Voting machines offer convenience. They economise infrastructure and potentially increase voter turnout. Yet, we are trading in information security, a bad deal for democracy indeed. I propose a right a vote analogously, using pen and paper. The machines may suffer technical failure, changing data. Implanting malware or hacking the network can compromise the vote tally. The ODNI concluded that Russia tried to influence the 2016 US election without tampering with the results; still, some experts claim a tendency of defeat for Clinton in counties which used electronic voting machines. Also, they breach the voting principle of publicity. An election must be public to ensure ex post verifiability without special technical knowledge, as the German Federal Constitutional Court ruled in 2009. Electronic voting machines jeopardise democracy. Voters do not need to trust the technical integrity of an electronic system. They do need a right to vote analogously.

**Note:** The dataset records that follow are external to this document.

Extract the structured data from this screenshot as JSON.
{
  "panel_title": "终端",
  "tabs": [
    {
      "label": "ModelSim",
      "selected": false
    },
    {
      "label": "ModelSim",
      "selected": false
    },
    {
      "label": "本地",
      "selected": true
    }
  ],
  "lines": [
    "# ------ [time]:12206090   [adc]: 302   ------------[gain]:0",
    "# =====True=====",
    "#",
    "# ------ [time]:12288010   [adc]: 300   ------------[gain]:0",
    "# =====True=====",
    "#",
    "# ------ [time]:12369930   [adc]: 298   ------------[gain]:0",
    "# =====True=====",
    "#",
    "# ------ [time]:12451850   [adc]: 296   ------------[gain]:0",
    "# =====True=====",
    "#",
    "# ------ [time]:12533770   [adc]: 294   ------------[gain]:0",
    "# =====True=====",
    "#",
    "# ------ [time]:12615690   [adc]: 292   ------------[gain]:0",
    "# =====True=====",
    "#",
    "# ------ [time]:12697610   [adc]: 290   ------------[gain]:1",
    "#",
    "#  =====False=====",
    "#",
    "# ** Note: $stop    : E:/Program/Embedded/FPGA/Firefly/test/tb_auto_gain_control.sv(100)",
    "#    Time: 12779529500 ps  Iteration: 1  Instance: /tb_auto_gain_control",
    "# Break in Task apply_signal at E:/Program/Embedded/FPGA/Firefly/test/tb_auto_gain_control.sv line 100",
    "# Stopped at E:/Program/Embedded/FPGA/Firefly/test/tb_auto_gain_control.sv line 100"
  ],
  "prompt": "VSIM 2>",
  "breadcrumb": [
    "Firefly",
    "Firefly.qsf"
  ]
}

We look forward to welcoming you on July 3-5, 2023 for our Annual Conference entitled "Islands and Ocean: Public Law in a Plural World." The conference will take place at the Victoria University of Wellington, in New Zealand.Call For Papers and Panels